I stumped him with – what is the purpose of hiding the “truth” that the earth is flat? What could be gained by our earth not being round?
I don’t want to tell you his answer.
What does this have to do with writing? EVERYTHING! These conspiracy theories may begin by word of mouth, but someone writes them down and shares them – especially today when everyone and his brother has a website.
This can affect your character – do they believe in any of these? Is your MC an otherwise educated person who is concerned about the identification chips in his dog? Or do they question – maybe not believe – but question the validity of fluoride in our water as a means to mind control?
Or – write a story about one of the theories. There’s a full list on Wiki.
Or – make up your own!
Enjoy – because, you know, because the powers that be want you to laugh at the list.
Have you ever been inspired by a story? I imagine many people have: hence, fan fiction. I’m inspired by characters and what could have happened.
Think of The Great Gatsby. Fitzgerald, so it’s said, hated the hypocrisy. Parties, and alcohol, and politicians who took part or did nothing. Daisy – hated her. Would have loved to see her get her due. I don’t know how I felt about Gatsby himself. I wanted something more for him, realization or redemption.
I was inspired to write a part two in which one of those two things happened. Of course, I’d have to somehow bring Gatsby back to life first. Still working on it.
There’s nothing wrong in being inspired by other authors, other stories, other’s characters. As a writer, these things should strike us.
Use the last story you read as a prompt – take a character or a location and tell your own story.
Have you heard something like “don’t piss off a writer, they may kill you off in a book.”
I guess it’s a threat to make people not want to cross a writer, make them afraid they’ll be named. An odd thing is sometimes people think I put them in a book or poem even though they hadn’t occurred to me at all during the writing. Then there are those who want to be in a story.

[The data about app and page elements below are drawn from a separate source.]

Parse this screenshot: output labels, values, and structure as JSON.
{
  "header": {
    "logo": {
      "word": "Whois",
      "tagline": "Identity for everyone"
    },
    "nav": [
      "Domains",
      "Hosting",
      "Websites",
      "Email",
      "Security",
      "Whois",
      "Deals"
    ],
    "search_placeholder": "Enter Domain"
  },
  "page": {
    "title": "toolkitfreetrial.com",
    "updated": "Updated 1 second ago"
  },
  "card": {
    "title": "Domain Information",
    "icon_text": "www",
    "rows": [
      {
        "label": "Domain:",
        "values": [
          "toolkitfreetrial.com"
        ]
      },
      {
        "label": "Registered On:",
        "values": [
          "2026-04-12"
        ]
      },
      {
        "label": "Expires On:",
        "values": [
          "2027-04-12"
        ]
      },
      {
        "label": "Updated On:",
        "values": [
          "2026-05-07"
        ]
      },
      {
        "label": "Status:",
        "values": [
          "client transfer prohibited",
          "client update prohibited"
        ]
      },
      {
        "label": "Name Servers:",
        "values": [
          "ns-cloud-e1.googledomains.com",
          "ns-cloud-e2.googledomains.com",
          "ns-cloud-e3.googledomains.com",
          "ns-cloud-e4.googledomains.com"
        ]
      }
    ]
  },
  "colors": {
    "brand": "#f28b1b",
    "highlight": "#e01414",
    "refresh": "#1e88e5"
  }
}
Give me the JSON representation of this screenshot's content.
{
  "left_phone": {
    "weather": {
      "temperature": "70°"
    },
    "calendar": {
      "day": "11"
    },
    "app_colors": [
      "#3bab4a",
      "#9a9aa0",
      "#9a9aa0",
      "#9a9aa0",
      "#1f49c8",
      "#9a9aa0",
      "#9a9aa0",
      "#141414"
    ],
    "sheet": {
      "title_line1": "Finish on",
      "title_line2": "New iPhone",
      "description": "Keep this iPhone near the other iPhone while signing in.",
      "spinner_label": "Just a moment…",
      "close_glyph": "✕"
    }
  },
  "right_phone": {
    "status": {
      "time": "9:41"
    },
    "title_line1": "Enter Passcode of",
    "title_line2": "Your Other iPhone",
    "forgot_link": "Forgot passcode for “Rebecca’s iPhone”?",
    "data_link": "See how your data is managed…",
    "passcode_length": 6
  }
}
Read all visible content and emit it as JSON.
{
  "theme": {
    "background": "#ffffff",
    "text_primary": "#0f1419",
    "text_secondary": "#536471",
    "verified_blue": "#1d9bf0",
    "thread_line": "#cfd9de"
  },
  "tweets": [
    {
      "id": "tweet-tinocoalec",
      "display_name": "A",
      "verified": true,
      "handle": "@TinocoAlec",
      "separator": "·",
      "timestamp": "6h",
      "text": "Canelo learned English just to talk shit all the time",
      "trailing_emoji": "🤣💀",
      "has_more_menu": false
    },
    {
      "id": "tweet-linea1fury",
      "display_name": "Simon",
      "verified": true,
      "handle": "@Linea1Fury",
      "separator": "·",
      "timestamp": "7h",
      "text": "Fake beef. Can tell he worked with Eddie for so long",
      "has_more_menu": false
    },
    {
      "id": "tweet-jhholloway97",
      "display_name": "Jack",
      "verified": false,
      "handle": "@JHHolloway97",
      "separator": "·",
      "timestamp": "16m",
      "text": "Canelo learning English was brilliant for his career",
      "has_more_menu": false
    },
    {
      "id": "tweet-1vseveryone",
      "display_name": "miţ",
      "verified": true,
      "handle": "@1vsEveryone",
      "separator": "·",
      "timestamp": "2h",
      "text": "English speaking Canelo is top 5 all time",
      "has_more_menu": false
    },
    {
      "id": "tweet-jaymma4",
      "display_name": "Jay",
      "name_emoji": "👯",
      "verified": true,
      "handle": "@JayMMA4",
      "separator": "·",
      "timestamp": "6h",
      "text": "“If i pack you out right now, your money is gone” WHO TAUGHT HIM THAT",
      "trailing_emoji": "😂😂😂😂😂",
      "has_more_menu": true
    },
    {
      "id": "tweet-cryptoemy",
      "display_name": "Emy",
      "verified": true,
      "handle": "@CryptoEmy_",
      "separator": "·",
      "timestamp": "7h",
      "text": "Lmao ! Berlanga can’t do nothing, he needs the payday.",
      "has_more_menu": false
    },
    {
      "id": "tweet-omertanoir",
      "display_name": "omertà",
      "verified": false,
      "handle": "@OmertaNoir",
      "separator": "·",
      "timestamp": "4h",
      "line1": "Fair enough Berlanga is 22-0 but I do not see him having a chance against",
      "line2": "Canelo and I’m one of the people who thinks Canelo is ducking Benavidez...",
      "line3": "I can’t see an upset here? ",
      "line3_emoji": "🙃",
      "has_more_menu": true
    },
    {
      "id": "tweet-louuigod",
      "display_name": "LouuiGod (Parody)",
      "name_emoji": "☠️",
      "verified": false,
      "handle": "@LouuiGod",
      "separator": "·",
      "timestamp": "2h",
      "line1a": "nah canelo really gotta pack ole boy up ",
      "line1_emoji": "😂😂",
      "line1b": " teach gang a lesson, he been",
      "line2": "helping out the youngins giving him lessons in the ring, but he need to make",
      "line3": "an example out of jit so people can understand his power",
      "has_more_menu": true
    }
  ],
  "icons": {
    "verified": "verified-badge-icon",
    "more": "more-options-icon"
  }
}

I had a friend cancel plans on me at the very last moment. Not a problem, except this was at the long end of his excuses and bs, so I was done. The funny thing – he wasn’t. He sent me an unending barrage of drunken text messages: it seems, in his liquid bravado, he admitted he’d wanted me to make him famous.
“wat wil u writ but me if u nvr gve me shce”
read one of this texts. A day later:
“I cuold be ur bes t s tory vr!”
A few years after that, someone asked me what chapter they would be.
I don’t take people wholly and insert them into a story. There are just little bits and parts, an essence, a scent, a glance. They are a single speckle of mortar in the building of a house. I guess, one might argue, they are then in a story, poem, book, but they’ll never actually be named.
All families have secrets. I think that’s why some of us become fiction writers. Maybe, much to our family’s horror.
Secrets released in fiction is like water under pressure – there’s a spurt which resembles something other than what it really is. So, mostly, our family is safe.
Some secrets come to us second hand – the things people told us, what we know of other families, friends, acquaintances. In all honesty, these are my favorites.
The Gold Tooth is an amalgamation of family secrets. These are separate things from different people whispered to me at times, laughed about at other times, assumptions from other people – all mixed up in a writer’s brain to spurt out under the pressure of a story.
My grandmother told me a story in which a mother, in trying to teach her children biggest is not best, used to offer the children unmarked gifts in various sizes. Whoever choose based on the biggest gift didn’t necessarily received the best gift.
A friend told me she’d inherited teeth from an aunt.
Another friend provided details about an uneven and questionable disbursement of a will and trust.
They all mashed together to create this story of a mother who tried to teach her daughters a lesson, protect one, maybe both, by the terms of a her will.
Feel free to tell your secrets to a fiction writer. They’ll never tell the whole truth.